And Mr Johnson refused to rule out a two-week national lockdown as he admitted a second wave was close.

Large swathes of England will be given tough new curbs from Tuesday – adding to those already hit by local restrictions on socialising.

And a “circuit break” countrywide lockdown could be announced within days, with plans to close pubs and restaurants being ­considered.

The move will strike dread into the owners of businesses still struggling to get back on their feet.

But after the R rate rose to between 1.1 and 1.4, experts fear a significant number of deaths by the end of October without further intervention.

Public Health England medical director Yvonne Doyle said: “We’re seeing clear signs this virus is now spreading widely across all age groups. I am worried by the increase in rates of admission to hospital and intensive care among older people.

There were 4,322 new Covid-19 cases in the UK yesterday and the death toll climbed by 27 to 41,732.

Mr Johnson was asked about a ­two-week lockdown in England when he visited the Vaccines ­Manufacturing Innovation Centre site near Oxford. It would hit almost 56 million people.

“But clearly when you look at what is happening, you have to wonder whether we need to go further than the ‘rule of six’ we have brought in.

“So we will be looking at the local ­lockdowns we have got, looking at what we can do to intensify things that help bring the rate of infection down there, but also looking at other measures.

“We’re looking ­carefully at the spread of the pandemic and there’s no question that we are now seeing a second wave coming in.

“We are seeing it in France, in Spain, across Europe. It has been ­absolutely, I’m afraid, ­inevitable we were going to see it in this country.”

Mr Johnson was also asked about the possibility of a two-week October half-term break for schools.

He replied: “We want to keep the schools open.
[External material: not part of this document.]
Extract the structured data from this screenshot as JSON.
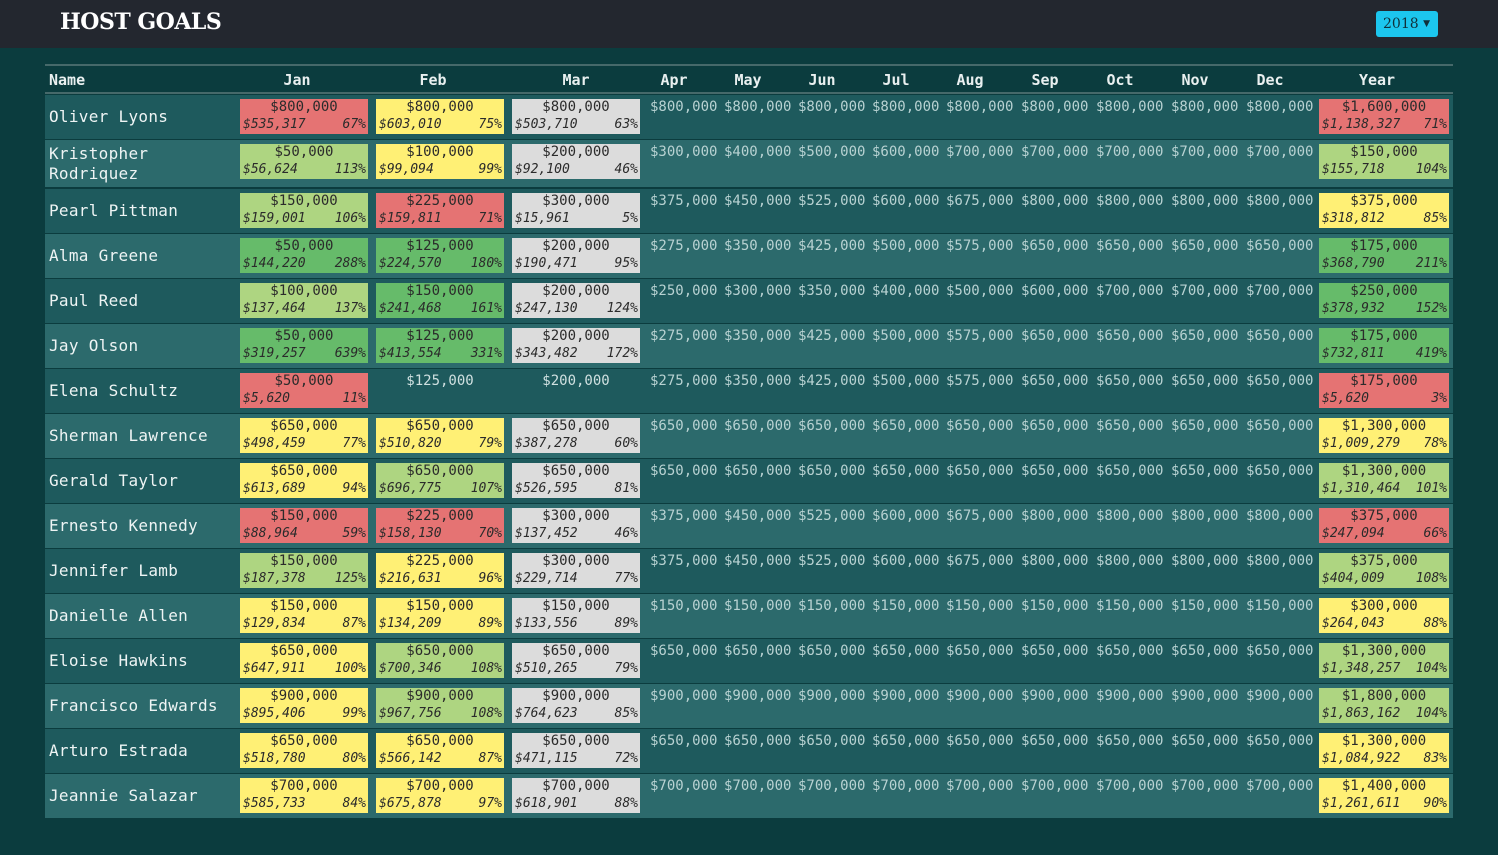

We want to try to keep all parts of the economy open.”

Merseyside, Warrington, Halton and ­Lancashire in the North West will have restrictions imposed from Tuesday, including table service only at pubs, a 10pm curfew on leisure and ­entertainments venues and a ban on people socialising with other ­households.

Curbs will apply in the towns of Oadby and Wigston, Leics, as well as the areas of Bradford, Kirklees and Calderdale in West Yorkshire.

Health Secretary Matt Hancock said: “Local leaders in these areas have asked for stronger ­restrictions to be put in place to protect local people, and we are acting decisively to support them.

“I know these restrictions will make everyday life harder for many, but I know that residents will work together and respect the rules so we can reduce rates of transmission.”

The ­nationwide “circuit-break” plan came after Chief Medical Officer Professor Chris Whitty and Chief Scientific Adviser Sir Patrick Vallance warned of another serious outbreak.

But ­­Edinburgh University ­epidemiology expert Professor Rowland Kao warned two weeks may not be enough to stop the rise of ­Covid-19.

He said: “While a ­two-week ­lockdown will reduce the ­infection rate, the danger is that it is ­uncertain whether ­something less than the total lockdown of March will have enough of an impact to actually reduce R below one.

“If it does not, the ­pressures on Test and Trace and the risks to the vulnerable, including those in hospitals, will keep on increasing.”

Mr Johnson came under fire for not holding a Cobra meeting on the pandemic since May.

Labour leader Keir Starmer called on him to convene one. He said: “There is mounting concern about whether we have got the virus sufficiently under control.

“This is the time for swift, ­decisive national action. We cannot afford to be too slow.”

London Mayor Sadiq Khan axed the capital’s New Year’s Eve ­fireworks display on the Thames.

In Wales, the R rate is between 0.7 and 1.2 and in Scotland between 1.1 and 1.5.


News – Two-week Covid-19 lockdown for 56million as England warned ‘far worse to come’